#### RECORDS
*** Begin section ***

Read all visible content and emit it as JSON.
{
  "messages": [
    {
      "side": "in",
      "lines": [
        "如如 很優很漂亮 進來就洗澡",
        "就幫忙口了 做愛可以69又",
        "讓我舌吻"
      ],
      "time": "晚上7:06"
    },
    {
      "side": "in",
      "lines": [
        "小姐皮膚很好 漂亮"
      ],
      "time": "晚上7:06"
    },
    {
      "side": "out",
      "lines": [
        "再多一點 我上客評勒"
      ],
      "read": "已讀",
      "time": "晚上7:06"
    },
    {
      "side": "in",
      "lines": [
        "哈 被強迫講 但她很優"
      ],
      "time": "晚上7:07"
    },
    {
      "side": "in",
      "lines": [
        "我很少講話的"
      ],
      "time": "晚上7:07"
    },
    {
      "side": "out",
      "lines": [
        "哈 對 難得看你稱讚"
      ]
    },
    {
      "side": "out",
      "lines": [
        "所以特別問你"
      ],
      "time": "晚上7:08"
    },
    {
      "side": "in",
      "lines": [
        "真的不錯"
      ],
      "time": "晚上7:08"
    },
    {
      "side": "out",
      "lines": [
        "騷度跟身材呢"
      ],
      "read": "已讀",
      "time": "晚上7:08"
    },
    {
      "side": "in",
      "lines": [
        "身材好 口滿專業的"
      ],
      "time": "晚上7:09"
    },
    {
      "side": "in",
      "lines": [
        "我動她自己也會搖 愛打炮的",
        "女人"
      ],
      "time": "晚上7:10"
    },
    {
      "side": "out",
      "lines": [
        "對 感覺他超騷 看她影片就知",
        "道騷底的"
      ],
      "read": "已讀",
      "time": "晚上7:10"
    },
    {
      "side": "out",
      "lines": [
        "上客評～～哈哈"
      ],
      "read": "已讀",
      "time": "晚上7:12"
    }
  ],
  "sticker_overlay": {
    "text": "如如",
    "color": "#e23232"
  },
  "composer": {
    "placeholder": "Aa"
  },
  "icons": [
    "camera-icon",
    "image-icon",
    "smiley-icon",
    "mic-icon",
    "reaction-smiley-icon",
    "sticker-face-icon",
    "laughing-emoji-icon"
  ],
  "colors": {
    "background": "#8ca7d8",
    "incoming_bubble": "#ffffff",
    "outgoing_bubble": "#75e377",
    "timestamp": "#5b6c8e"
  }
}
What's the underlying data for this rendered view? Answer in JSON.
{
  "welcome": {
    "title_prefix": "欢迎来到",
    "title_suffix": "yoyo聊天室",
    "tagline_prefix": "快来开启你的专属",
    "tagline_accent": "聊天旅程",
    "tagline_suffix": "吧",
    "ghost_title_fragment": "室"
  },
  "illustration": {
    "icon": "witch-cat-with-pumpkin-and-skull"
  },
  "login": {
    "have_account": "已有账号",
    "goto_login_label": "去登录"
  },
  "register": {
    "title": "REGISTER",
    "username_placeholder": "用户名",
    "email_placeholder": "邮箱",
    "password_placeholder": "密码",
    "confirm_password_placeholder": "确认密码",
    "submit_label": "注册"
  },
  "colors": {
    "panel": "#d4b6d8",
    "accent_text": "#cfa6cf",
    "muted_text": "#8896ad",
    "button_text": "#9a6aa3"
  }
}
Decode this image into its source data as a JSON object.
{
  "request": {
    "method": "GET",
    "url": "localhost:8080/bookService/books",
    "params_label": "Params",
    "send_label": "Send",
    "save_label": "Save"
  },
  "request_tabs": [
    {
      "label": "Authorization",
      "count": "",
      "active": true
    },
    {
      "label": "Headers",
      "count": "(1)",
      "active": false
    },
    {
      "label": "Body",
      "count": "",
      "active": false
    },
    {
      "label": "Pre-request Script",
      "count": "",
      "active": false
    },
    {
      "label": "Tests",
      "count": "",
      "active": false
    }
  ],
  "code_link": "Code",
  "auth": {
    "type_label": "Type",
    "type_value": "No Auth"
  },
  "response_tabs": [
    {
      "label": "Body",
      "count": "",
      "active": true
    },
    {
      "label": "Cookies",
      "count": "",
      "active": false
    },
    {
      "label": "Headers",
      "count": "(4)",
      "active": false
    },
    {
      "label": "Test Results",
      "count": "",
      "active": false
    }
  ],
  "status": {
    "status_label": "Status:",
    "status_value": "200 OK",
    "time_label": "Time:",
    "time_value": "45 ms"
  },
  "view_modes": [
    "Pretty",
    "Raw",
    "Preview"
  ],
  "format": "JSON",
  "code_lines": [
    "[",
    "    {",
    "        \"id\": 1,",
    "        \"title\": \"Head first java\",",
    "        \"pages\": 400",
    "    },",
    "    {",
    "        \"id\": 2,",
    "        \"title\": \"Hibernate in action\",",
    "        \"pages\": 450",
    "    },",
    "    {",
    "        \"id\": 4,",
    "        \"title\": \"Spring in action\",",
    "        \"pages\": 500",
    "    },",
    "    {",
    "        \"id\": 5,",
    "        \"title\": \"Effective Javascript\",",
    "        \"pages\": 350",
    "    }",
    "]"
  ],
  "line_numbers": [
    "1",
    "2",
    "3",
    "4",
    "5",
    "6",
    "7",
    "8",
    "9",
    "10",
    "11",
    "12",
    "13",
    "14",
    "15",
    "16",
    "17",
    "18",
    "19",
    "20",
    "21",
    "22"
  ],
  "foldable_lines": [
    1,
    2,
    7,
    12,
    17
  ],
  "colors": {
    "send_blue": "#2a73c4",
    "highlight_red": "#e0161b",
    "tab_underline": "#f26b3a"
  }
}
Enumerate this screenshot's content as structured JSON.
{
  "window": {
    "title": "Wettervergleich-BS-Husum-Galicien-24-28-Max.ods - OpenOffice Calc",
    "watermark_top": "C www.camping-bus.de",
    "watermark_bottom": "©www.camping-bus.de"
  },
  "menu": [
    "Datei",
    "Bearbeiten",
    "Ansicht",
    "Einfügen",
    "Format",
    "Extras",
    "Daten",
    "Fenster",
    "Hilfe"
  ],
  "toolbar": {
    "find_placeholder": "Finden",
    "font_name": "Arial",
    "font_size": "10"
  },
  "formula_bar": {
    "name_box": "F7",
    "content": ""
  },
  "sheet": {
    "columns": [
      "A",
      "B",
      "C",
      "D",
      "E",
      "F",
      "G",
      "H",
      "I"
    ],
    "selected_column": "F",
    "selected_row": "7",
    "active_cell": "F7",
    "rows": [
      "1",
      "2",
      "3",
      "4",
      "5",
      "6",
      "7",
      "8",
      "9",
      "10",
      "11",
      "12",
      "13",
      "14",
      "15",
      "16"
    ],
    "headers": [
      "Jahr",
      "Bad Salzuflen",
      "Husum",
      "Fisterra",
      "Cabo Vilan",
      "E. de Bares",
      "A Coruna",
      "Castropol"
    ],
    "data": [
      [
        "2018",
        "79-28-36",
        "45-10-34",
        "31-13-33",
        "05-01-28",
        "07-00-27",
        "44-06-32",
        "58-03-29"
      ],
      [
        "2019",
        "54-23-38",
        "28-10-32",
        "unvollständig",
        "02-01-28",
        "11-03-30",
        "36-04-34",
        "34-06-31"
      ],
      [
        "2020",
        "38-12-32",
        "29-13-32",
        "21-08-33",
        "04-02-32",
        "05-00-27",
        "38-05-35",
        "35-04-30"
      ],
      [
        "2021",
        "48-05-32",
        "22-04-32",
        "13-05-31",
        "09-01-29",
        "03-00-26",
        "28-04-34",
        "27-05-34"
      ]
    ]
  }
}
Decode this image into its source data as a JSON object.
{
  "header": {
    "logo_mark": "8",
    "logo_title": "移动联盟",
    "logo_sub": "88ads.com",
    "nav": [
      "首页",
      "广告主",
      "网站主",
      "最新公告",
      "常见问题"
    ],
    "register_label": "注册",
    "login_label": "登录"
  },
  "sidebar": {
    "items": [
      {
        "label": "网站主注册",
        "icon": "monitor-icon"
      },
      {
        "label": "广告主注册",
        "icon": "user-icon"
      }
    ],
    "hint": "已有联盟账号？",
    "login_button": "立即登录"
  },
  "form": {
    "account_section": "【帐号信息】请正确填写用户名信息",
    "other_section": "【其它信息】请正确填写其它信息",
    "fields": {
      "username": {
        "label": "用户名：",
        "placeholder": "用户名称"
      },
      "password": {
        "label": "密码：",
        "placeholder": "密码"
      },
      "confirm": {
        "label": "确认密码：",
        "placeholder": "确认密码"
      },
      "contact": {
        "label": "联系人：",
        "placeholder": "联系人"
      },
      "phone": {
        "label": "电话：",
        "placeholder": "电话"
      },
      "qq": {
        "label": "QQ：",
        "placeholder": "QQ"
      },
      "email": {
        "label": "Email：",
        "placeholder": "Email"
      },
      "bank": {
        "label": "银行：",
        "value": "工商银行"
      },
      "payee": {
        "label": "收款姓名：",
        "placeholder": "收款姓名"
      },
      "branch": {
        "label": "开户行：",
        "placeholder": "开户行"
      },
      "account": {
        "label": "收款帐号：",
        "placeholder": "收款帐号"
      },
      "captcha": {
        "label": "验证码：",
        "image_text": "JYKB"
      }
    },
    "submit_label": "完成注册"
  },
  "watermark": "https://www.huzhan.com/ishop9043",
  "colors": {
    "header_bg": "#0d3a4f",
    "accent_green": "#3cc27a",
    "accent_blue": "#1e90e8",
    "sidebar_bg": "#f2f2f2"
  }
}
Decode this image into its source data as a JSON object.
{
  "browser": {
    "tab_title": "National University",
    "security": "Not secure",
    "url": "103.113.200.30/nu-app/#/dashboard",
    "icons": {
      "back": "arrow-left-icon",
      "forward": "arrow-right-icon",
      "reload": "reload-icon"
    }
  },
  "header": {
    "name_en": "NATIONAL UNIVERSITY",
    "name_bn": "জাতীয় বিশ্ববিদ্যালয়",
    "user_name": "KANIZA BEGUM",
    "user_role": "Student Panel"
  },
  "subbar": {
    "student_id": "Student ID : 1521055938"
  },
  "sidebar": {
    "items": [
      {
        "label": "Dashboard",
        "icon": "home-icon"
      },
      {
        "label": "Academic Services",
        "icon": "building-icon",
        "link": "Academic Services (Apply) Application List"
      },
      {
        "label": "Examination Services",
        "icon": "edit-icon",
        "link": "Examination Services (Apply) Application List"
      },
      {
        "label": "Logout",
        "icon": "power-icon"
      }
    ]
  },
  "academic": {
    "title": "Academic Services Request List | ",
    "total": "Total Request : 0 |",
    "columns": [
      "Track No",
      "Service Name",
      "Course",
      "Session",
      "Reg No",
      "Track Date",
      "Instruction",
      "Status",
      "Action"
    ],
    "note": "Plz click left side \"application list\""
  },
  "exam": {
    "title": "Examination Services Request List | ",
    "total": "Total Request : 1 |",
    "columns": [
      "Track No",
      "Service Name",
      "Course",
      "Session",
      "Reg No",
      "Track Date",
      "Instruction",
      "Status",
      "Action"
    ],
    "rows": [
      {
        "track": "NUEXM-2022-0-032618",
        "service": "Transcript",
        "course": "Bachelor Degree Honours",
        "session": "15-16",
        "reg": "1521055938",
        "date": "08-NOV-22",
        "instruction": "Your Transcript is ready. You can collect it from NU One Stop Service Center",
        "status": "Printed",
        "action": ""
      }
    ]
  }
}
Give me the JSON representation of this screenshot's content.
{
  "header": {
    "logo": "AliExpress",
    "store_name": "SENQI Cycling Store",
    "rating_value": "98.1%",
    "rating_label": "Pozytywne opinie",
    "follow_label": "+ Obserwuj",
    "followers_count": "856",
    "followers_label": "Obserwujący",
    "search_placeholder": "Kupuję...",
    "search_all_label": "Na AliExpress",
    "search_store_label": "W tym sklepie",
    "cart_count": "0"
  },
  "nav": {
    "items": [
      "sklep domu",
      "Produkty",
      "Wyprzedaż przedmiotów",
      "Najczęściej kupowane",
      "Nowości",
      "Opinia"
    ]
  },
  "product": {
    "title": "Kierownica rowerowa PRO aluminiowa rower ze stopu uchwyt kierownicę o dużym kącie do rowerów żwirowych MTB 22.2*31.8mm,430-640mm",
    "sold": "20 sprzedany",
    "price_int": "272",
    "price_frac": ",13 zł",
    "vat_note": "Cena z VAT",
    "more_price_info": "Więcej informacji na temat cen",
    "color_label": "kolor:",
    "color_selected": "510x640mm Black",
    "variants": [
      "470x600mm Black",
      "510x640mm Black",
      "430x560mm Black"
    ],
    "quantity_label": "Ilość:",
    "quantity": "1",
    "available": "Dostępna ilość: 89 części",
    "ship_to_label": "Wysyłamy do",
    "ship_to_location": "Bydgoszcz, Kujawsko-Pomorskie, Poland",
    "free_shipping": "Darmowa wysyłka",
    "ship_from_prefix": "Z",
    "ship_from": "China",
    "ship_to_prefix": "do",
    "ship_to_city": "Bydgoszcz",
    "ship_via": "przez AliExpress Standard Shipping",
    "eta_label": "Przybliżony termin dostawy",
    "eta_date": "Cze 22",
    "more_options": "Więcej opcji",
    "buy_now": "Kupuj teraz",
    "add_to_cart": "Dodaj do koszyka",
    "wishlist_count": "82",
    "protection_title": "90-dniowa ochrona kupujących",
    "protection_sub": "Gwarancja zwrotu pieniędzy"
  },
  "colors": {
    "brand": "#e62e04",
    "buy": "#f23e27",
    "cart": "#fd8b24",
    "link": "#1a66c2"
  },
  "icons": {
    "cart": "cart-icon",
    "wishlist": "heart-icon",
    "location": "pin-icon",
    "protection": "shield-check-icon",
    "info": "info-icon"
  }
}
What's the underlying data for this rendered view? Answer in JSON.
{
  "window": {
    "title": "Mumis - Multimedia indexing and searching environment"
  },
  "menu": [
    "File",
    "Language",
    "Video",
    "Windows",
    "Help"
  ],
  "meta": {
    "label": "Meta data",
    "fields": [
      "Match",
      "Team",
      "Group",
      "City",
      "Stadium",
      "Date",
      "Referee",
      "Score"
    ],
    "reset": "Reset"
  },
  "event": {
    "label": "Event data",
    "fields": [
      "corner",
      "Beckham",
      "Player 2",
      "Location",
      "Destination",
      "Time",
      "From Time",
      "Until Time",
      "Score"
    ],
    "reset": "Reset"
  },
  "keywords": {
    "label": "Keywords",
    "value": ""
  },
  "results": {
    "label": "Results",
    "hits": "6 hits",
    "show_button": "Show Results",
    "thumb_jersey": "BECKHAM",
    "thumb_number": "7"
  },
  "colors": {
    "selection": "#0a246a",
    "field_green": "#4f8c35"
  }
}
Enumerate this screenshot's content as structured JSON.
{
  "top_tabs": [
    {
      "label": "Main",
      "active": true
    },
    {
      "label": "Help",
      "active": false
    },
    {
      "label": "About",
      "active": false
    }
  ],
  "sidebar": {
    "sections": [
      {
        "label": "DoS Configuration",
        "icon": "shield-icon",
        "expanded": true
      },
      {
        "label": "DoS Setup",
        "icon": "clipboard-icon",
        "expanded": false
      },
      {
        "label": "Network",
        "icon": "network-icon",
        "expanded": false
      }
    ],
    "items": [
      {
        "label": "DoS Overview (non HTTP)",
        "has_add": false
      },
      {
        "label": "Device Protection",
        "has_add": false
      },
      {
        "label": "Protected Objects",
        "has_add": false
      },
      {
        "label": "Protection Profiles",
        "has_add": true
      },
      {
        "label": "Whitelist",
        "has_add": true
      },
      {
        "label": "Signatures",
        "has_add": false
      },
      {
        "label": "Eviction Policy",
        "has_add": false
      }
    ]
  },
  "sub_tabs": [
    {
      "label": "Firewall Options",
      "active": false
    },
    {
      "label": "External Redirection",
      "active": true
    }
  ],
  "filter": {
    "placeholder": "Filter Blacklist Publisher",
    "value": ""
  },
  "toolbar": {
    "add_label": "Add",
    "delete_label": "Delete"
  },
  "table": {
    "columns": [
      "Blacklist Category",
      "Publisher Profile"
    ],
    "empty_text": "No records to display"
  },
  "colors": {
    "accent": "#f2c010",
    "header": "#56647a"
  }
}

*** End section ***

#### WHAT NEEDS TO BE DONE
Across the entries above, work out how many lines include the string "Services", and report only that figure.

#### TASK SOLUTION
6